The one problem is that such a requirement "makes the renewable energy that much more expensive," Kamath said.
On Monday, the Japanese government announced that it would make available 10 billion yen ($98.3 million) in subsidies to homeowners and businesses. The government will pay up to two-thirds of the cost of a lithium-ion battery system.
Japan's move into storage arrives as it becomes one of the world's fastest-growing markets for solar. The island nation installed a whopping 9.4 GW of solar in 2013 alone, according to the U.S. Department of Energy. The country is in the slow, agonizing process of finding new energy sources and reorganizing the grid in the aftermath of the 2011 Fukushima Daiichi nuclear meltdown.
In South Korea, the problem the government is trying to solve is one of geography: Most power plants are in the country's southwest, while most industry is in the northeast, Kamath said.
The details of South Korea's energy-storage plans are hazy. They are targeted at midsized commercial users that could use 3 KW to 10 KW batteries that could power a business for two to four hours, Kamath said.

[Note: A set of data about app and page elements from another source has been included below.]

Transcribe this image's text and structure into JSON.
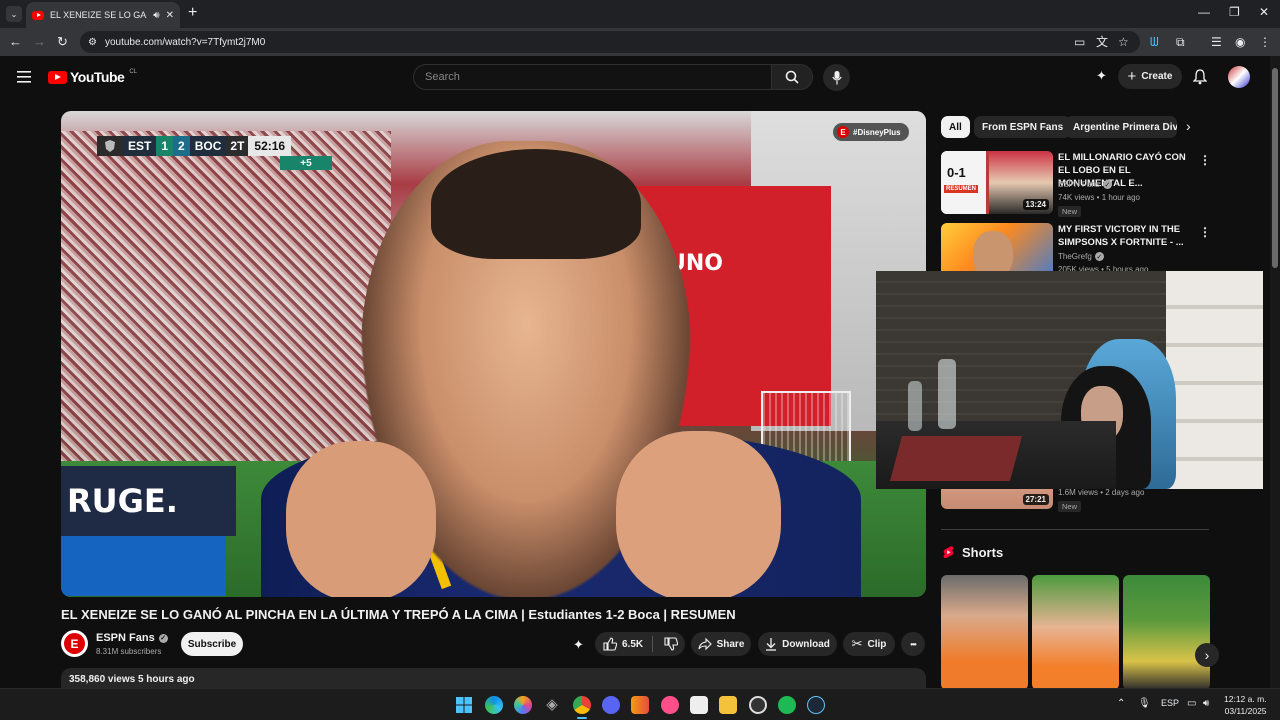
{
  "browser": {
    "tab_title": "EL XENEIZE SE LO GANÓ AL",
    "tab_close": "✕",
    "new_tab": "+",
    "url": "youtube.com/watch?v=7Tfymt2j7M0",
    "window_minimize": "—",
    "window_restore": "❐",
    "window_close": "✕"
  },
  "header": {
    "logo_text": "YouTube",
    "country_code": "CL",
    "search_placeholder": "Search",
    "create_label": "Create"
  },
  "video": {
    "scoreboard": {
      "home": "EST",
      "home_score": "1",
      "away_score": "2",
      "away": "BOC",
      "half": "2T",
      "clock": "52:16",
      "added_time": "+5"
    },
    "broadcast_tag": "#DisneyPlus",
    "stadium_sign": "UNO",
    "ad_board": "RUGE.",
    "title": "EL XENEIZE SE LO GANÓ AL PINCHA EN LA ÚLTIMA Y TREPÓ A LA CIMA | Estudiantes 1-2 Boca | RESUMEN",
    "channel": {
      "name": "ESPN Fans",
      "subscribers": "8.31M subscribers",
      "subscribe_label": "Subscribe",
      "avatar_letter": "E"
    },
    "actions": {
      "likes": "6.5K",
      "share": "Share",
      "download": "Download",
      "clip": "Clip",
      "more": "•••"
    },
    "description_meta": "358,860 views  5 hours ago"
  },
  "sidebar": {
    "chips": [
      "All",
      "From ESPN Fans",
      "Argentine Primera Divisi"
    ],
    "recommendations": [
      {
        "title": "EL MILLONARIO CAYÓ CON EL LOBO EN EL MONUMENTAL E...",
        "channel": "ESPN Fans",
        "meta": "74K views • 1 hour ago",
        "badge": "New",
        "duration": "13:24",
        "thumb_score": "0-1",
        "thumb_tag": "RESUMEN"
      },
      {
        "title": "MY FIRST VICTORY IN THE SIMPSONS X FORTNITE - ...",
        "channel": "TheGrefg",
        "meta": "205K views • 5 hours ago",
        "badge": "",
        "duration": ""
      },
      {
        "title": "",
        "channel": "",
        "meta": "1.6M views • 2 days ago",
        "badge": "New",
        "duration": "27:21"
      }
    ],
    "shorts_title": "Shorts",
    "more_icon": "⋮"
  },
  "taskbar": {
    "language": "ESP",
    "time": "12:12 a. m.",
    "date": "03/11/2025"
  },
  "colors": {
    "background": "#0f0f0f",
    "surface": "#272727",
    "brand_red": "#ff0000",
    "scoreboard_green": "#18856a"
  }
}
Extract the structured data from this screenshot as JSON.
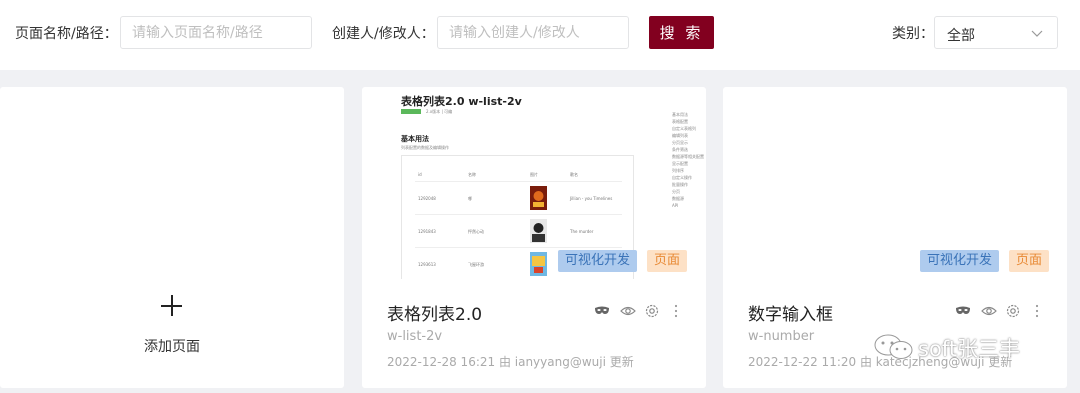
{
  "filters": {
    "page_label": "页面名称/路径：",
    "page_placeholder": "请输入页面名称/路径",
    "creator_label": "创建人/修改人：",
    "creator_placeholder": "请输入创建人/修改人",
    "search_label": "搜 索",
    "category_label": "类别：",
    "category_value": "全部"
  },
  "add_card": {
    "label": "添加页面"
  },
  "cards": [
    {
      "title": "表格列表2.0",
      "id": "w-list-2v",
      "meta": "2022-12-28 16:21 由 ianyyang@wuji 更新",
      "tags": [
        "可视化开发",
        "页面"
      ],
      "preview": {
        "heading": "表格列表2.0 w-list-2v",
        "section": "基本用法",
        "columns": [
          "id",
          "名称",
          "图片",
          "歌名"
        ],
        "rows": [
          {
            "id": "1292048",
            "name": "哪",
            "song": "Jillian - you Timelines"
          },
          {
            "id": "1291843",
            "name": "怦然心动",
            "song": "The murder"
          },
          {
            "id": "1293613",
            "name": "飞屋环游",
            "song": ""
          }
        ],
        "nav": [
          "基本用法",
          "表格配置",
          "自定义表格列",
          "编辑列表",
          "分页显示",
          "条件筛选",
          "数据源等相关配置",
          "显示配置",
          "列排序",
          "自定义操作",
          "批量操作",
          "分页",
          "数据源",
          "API"
        ]
      }
    },
    {
      "title": "数字输入框",
      "id": "w-number",
      "meta": "2022-12-22 11:20 由 katecjzheng@wuji 更新",
      "tags": [
        "可视化开发",
        "页面"
      ]
    }
  ],
  "watermark": "soft张三丰",
  "colors": {
    "primary": "#82001f",
    "tag_dev_bg": "#aecbee",
    "tag_page_bg": "#fde1c6"
  }
}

Clarification: Information has been added reflecting the regulatory status of the Indian Point nuclear power plant.
Correction: An earlier version of this story had a reporting error that stated that federal licenses to operate the Indian Point nuclear power plant in New York expire in 2016. Rather, the license for one reactor expired in 2013, and another is set to expire in 2015. The Nuclear Regulatory Commission permits reactors to continue operating until it considers the renewal application.